While the Panama talks, Oct. 1-7, saw some technical areas advance, the key political issues, namely ambitious global emission reduction commitments, the future of the Kyoto Protocol and long-term finance, were left unresolved.
Tasneem Essop, WWF Head of Climate Strategy and Advocacy said the climate change talks are in trouble.
“It appears the lines have hardened on key political issues without much willingness by countries to compromise. There is still so much work to do and now very little time left to do it. Ahead of COP17, heads of state and ministers must urgently resolve these issues in order to lay the foundations for collective action to tackle the climate change crisis.
“In Durban it is essential that countries recommit to the Kyoto Protocol and for all governments to begin formulating a roadmap towards a fair, ambitious and legally binding treaty that prevents the worst consequences of climate change.
“Finance is a key issue for Durban, and for the long-term success of the climate negotiations. The United States is now the main obstacle to constructive discussions on how long-term financial pledges will be met to help the most vulnerable countries cope with increased floods, droughts and sea-level rise. WWF calls on the United States and other governments to make progress on this issue before Durban, or at least to allow others to do so.
“Failure is not an option, but it will become a real possibility if these deadlocked issues are not addressed before COP17.

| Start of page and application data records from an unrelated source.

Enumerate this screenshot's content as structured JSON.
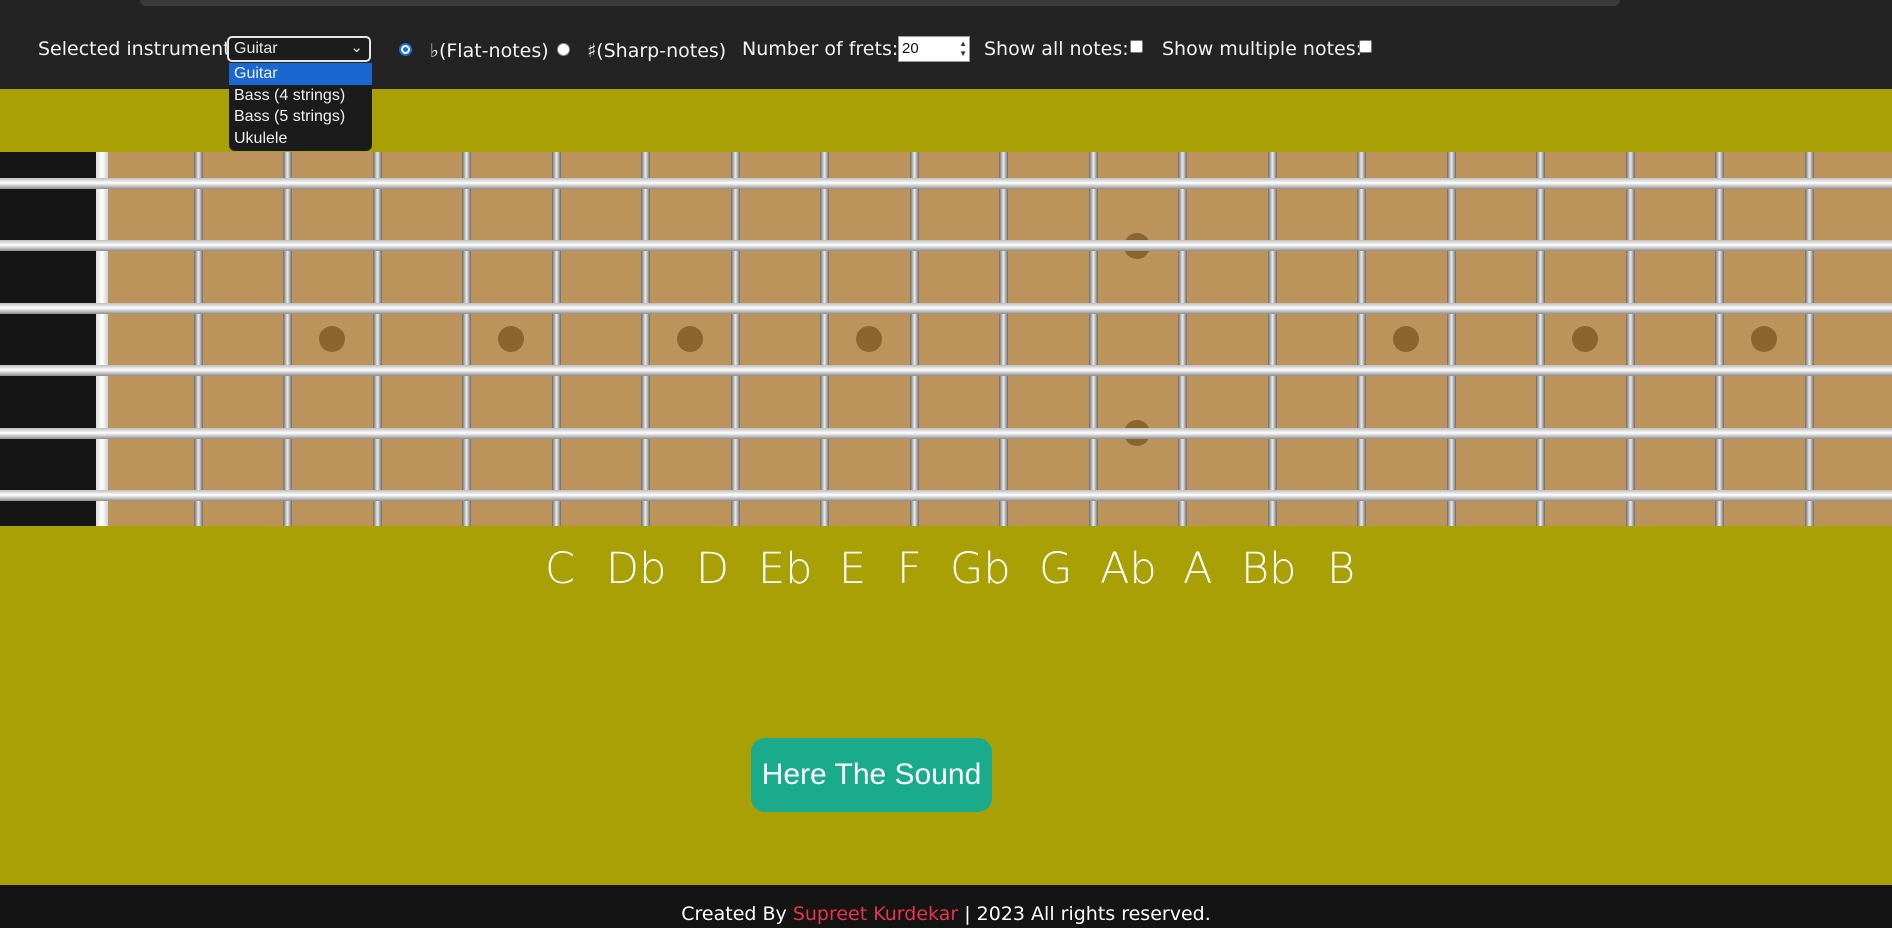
{
  "controls": {
    "instrument_label": "Selected instrument:",
    "instrument_selected": "Guitar",
    "instrument_options": [
      "Guitar",
      "Bass (4 strings)",
      "Bass (5 strings)",
      "Ukulele"
    ],
    "flat_label": "♭(Flat-notes)",
    "sharp_label": "♯(Sharp-notes)",
    "flat_checked": true,
    "frets_label": "Number of frets:",
    "frets_value": "20",
    "show_all_label": "Show all notes:",
    "show_multiple_label": "Show multiple notes:"
  },
  "fretboard": {
    "strings": 6,
    "single_inlay_frets": [
      3,
      5,
      7,
      9,
      15,
      17,
      19
    ],
    "double_inlay_frets": [
      12
    ],
    "colors": {
      "board": "#bd935c",
      "inlay": "#8a6530",
      "background": "#a8a004"
    }
  },
  "notes": [
    "C",
    "Db",
    "D",
    "Eb",
    "E",
    "F",
    "Gb",
    "G",
    "Ab",
    "A",
    "Bb",
    "B"
  ],
  "sound_button": "Here The Sound",
  "footer": {
    "prefix": "Created By",
    "author": "Supreet Kurdekar",
    "suffix": "| 2023 All rights reserved."
  },
  "icons": {
    "select": "chevron-down-icon",
    "stepper": "spinner-arrows-icon"
  }
}
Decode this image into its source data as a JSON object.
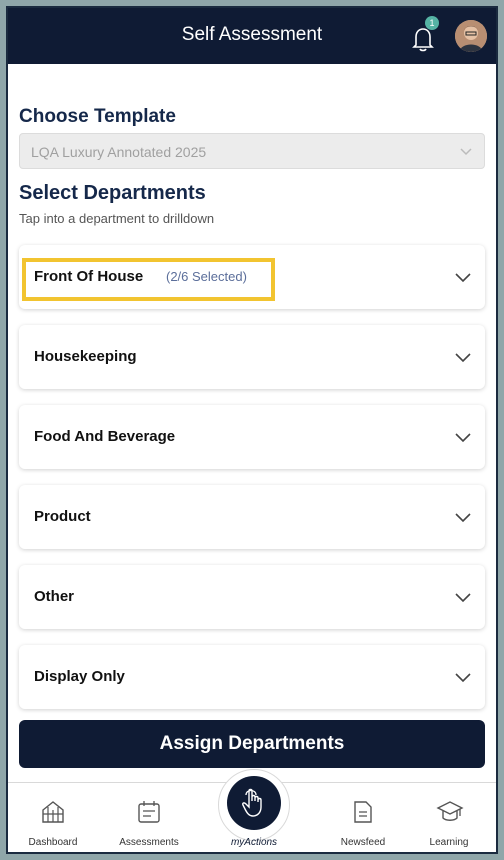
{
  "header": {
    "title": "Self Assessment",
    "notification_count": "1"
  },
  "template": {
    "heading": "Choose Template",
    "selected": "LQA Luxury Annotated 2025"
  },
  "departments": {
    "heading": "Select Departments",
    "hint": "Tap into a department to drilldown",
    "items": [
      {
        "label": "Front Of House",
        "count": "(2/6 Selected)"
      },
      {
        "label": "Housekeeping"
      },
      {
        "label": "Food And Beverage"
      },
      {
        "label": "Product"
      },
      {
        "label": "Other"
      },
      {
        "label": "Display Only"
      }
    ]
  },
  "assign_label": "Assign Departments",
  "nav": {
    "dashboard": "Dashboard",
    "assessments": "Assessments",
    "myactions": "myActions",
    "newsfeed": "Newsfeed",
    "learning": "Learning"
  },
  "colors": {
    "primary": "#0f1b34",
    "highlight": "#f2c430",
    "badge": "#55b3a4"
  }
}
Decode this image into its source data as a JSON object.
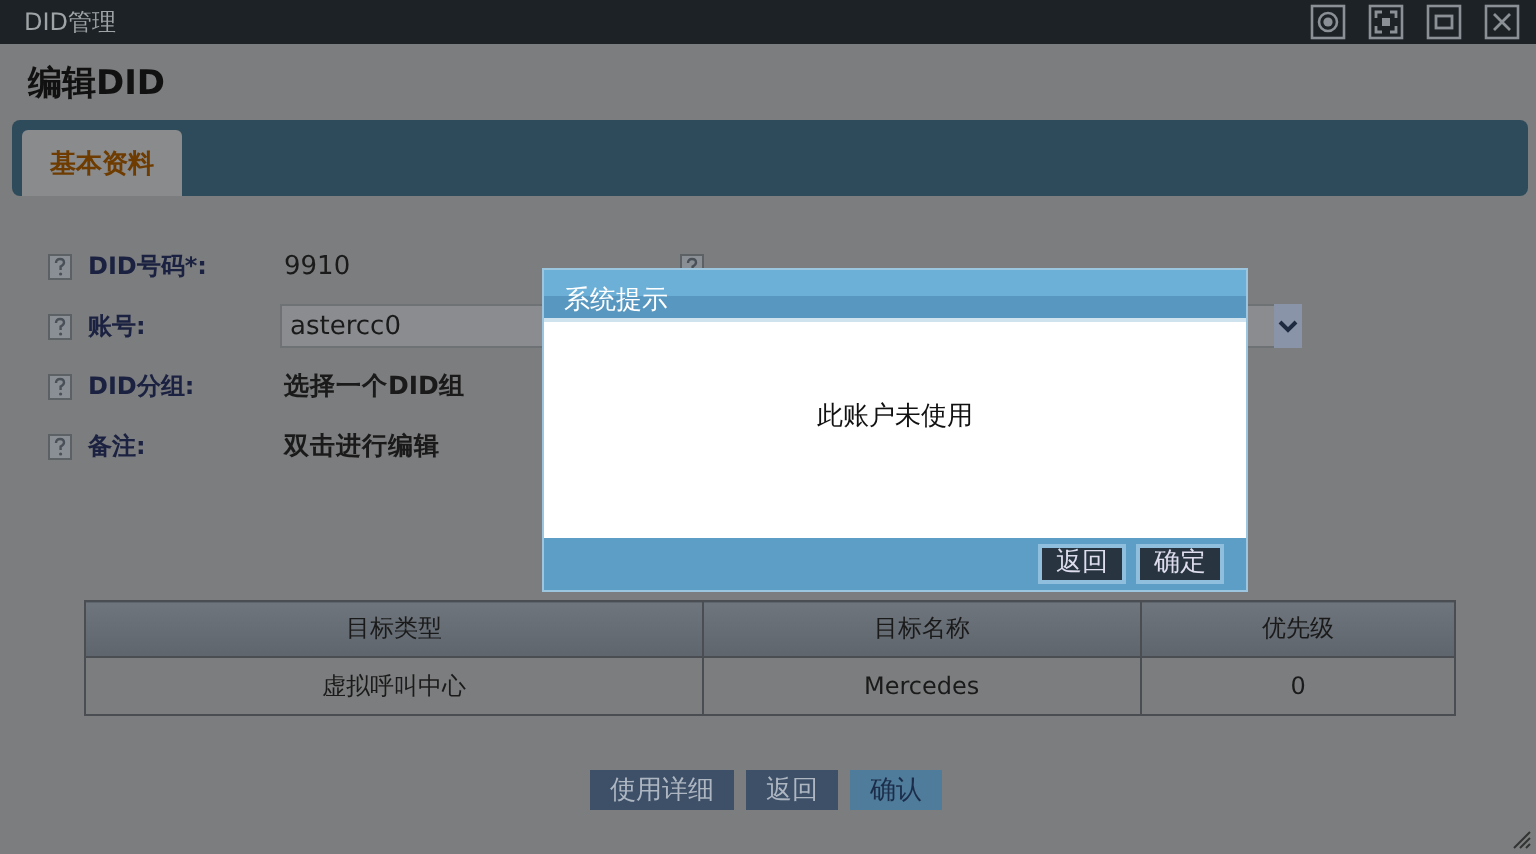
{
  "window": {
    "title": "DID管理"
  },
  "heading": "编辑DID",
  "tabs": [
    {
      "label": "基本资料",
      "selected": true
    }
  ],
  "form": [
    {
      "label": "DID号码*:",
      "kind": "text",
      "value": "9910"
    },
    {
      "label": "账号:",
      "kind": "select",
      "value": "astercc0"
    },
    {
      "label": "DID分组:",
      "kind": "text",
      "value": "选择一个DID组"
    },
    {
      "label": "备注:",
      "kind": "text",
      "value": "双击进行编辑"
    }
  ],
  "table": {
    "columns": [
      "目标类型",
      "目标名称",
      "优先级"
    ],
    "rows": [
      [
        "虚拟呼叫中心",
        "Mercedes",
        "0"
      ]
    ]
  },
  "buttons": [
    {
      "label": "使用详细",
      "kind": "secondary"
    },
    {
      "label": "返回",
      "kind": "secondary"
    },
    {
      "label": "确认",
      "kind": "primary"
    }
  ],
  "dialog": {
    "title": "系统提示",
    "message": "此账户未使用",
    "buttons": [
      "返回",
      "确定"
    ]
  }
}
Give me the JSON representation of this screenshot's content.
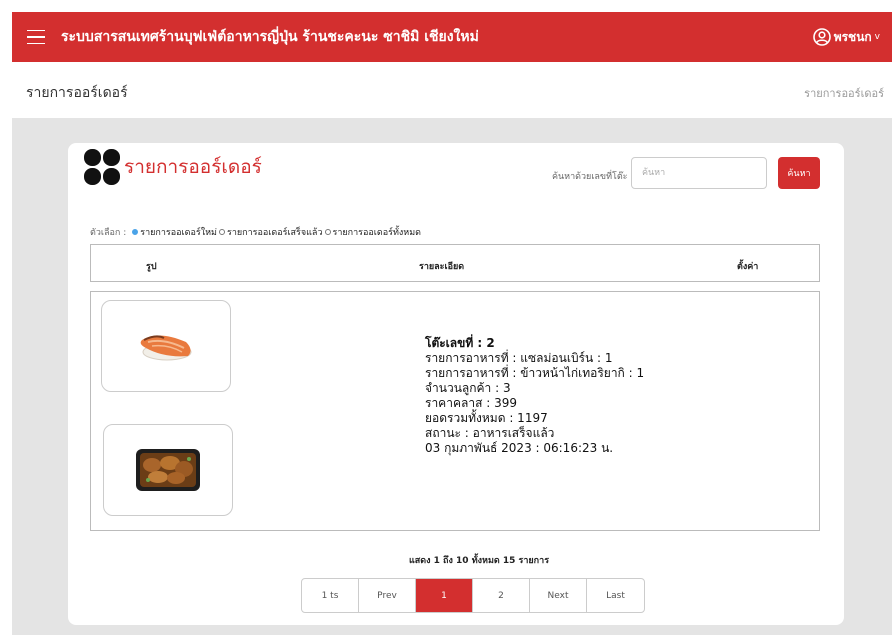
{
  "header": {
    "app_title": "ระบบสารสนเทศร้านบุฟเฟ่ต์อาหารญี่ปุ่น ร้านชะคะนะ ซาชิมิ เชียงใหม่",
    "user_name": "พรชนก",
    "user_chevron": "v"
  },
  "page": {
    "title": "รายการออร์เดอร์",
    "breadcrumb": "รายการออร์เดอร์"
  },
  "card": {
    "title": "รายการออร์เดอร์",
    "search_label": "ค้นหาด้วยเลขที่โต๊ะ",
    "search_placeholder": "ค้นหา",
    "search_button": "ค้นหา"
  },
  "filters": {
    "label": "ตัวเลือก :",
    "options": [
      {
        "label": "รายการออเดอร์ใหม่",
        "selected": true
      },
      {
        "label": "รายการออเดอร์เสร็จแล้ว",
        "selected": false
      },
      {
        "label": "รายการออเดอร์ทั้งหมด",
        "selected": false
      }
    ]
  },
  "table": {
    "columns": [
      "รูป",
      "รายละเอียด",
      "ตั้งค่า"
    ],
    "rows": [
      {
        "images": [
          "salmon-nigiri",
          "chicken-teriyaki-rice"
        ],
        "details": [
          "โต๊ะเลขที่ : 2",
          "รายการอาหารที่ : แซลม่อนเบิร์น : 1",
          "รายการอาหารที่ : ข้าวหน้าไก่เทอริยากิ : 1",
          "จำนวนลูกค้า : 3",
          "ราคาคลาส : 399",
          "ยอดรวมทั้งหมด : 1197",
          "สถานะ : อาหารเสร็จแล้ว",
          "03 กุมภาพันธ์ 2023 : 06:16:23 น."
        ]
      }
    ]
  },
  "pagination": {
    "info": "แสดง 1 ถึง 10 ทั้งหมด 15 รายการ",
    "buttons": [
      "1 ts",
      "Prev",
      "1",
      "2",
      "Next",
      "Last"
    ],
    "active": "1"
  },
  "colors": {
    "primary": "#d32f2f",
    "radio_selected": "#4aa3e8",
    "background": "#e4e4e4"
  }
}
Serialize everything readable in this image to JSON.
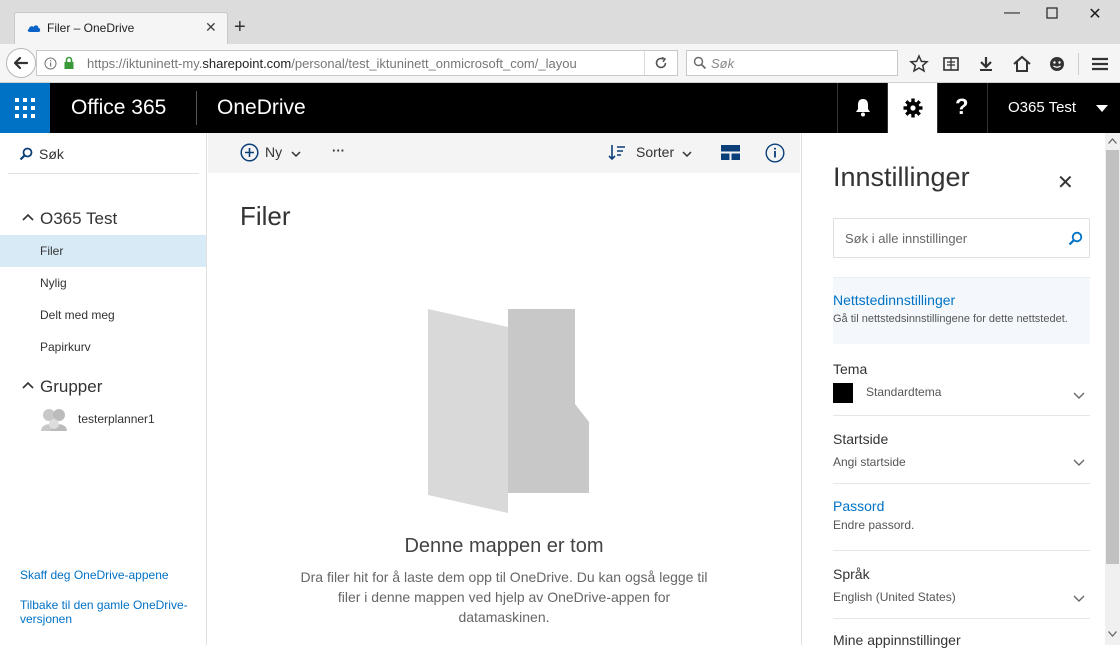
{
  "browser": {
    "tab_title": "Filer – OneDrive",
    "url_prefix": "https://iktuninett-my.",
    "url_domain": "sharepoint.com",
    "url_suffix": "/personal/test_iktuninett_onmicrosoft_com/_layou",
    "search_placeholder": "Søk"
  },
  "header": {
    "suite_title": "Office 365",
    "app_title": "OneDrive",
    "user_name": "O365 Test"
  },
  "leftnav": {
    "search_label": "Søk",
    "group_user": "O365 Test",
    "items": [
      {
        "label": "Filer"
      },
      {
        "label": "Nylig"
      },
      {
        "label": "Delt med meg"
      },
      {
        "label": "Papirkurv"
      }
    ],
    "group_groups": "Grupper",
    "group_item": "testerplanner1",
    "link_apps": "Skaff deg OneDrive-appene",
    "link_old": "Tilbake til den gamle OneDrive-versjonen"
  },
  "commandbar": {
    "new_label": "Ny",
    "more_label": "···",
    "sort_label": "Sorter"
  },
  "main": {
    "page_title": "Filer",
    "empty_title": "Denne mappen er tom",
    "empty_desc": "Dra filer hit for å laste dem opp til OneDrive. Du kan også legge til filer i denne mappen ved hjelp av OneDrive-appen for datamaskinen."
  },
  "settings": {
    "title": "Innstillinger",
    "search_placeholder": "Søk i alle innstillinger",
    "site_settings": {
      "title": "Nettstedinnstillinger",
      "desc": "Gå til nettstedsinnstillingene for dette nettstedet."
    },
    "theme": {
      "title": "Tema",
      "value": "Standardtema"
    },
    "start_page": {
      "title": "Startside",
      "value": "Angi startside"
    },
    "password": {
      "title": "Passord",
      "desc": "Endre passord."
    },
    "language": {
      "title": "Språk",
      "value": "English (United States)"
    },
    "app_settings": {
      "title": "Mine appinnstillinger"
    }
  },
  "colors": {
    "accent": "#0072c6",
    "header_bg": "#000000",
    "selected_nav": "#d9eaf7"
  }
}
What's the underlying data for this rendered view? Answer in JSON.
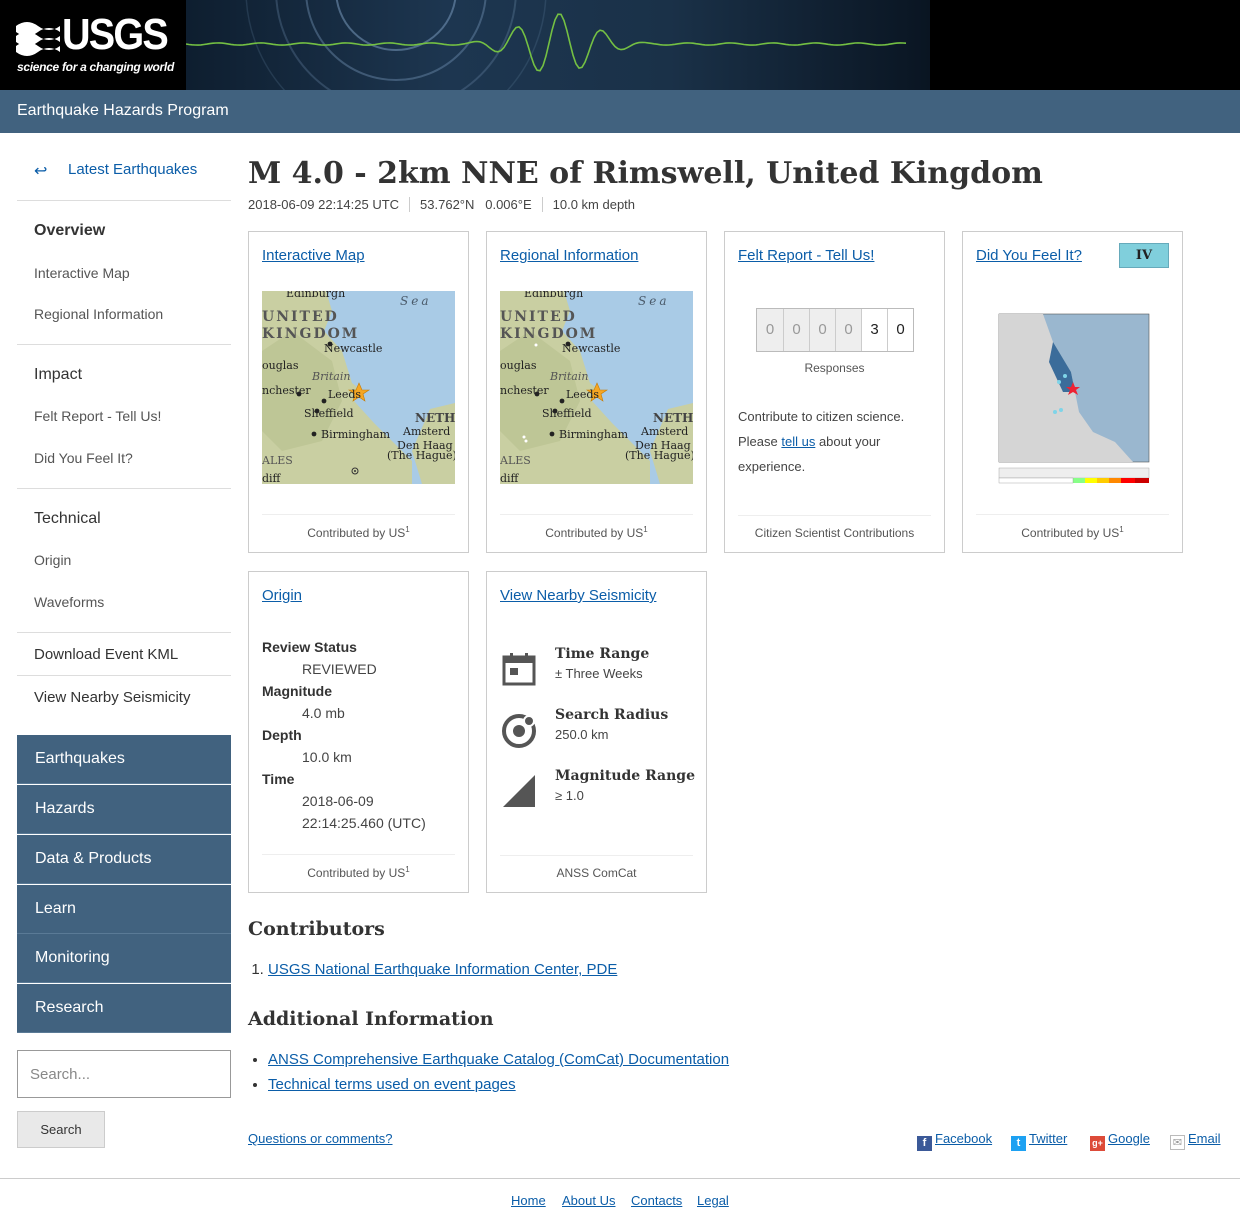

“A positive outcome in Durban is still within sight, but it will take an all-out sprint to get there. With a surge of political will from country leaders, a path forward is still very possible. Their citizens expect nothing less, said Essop.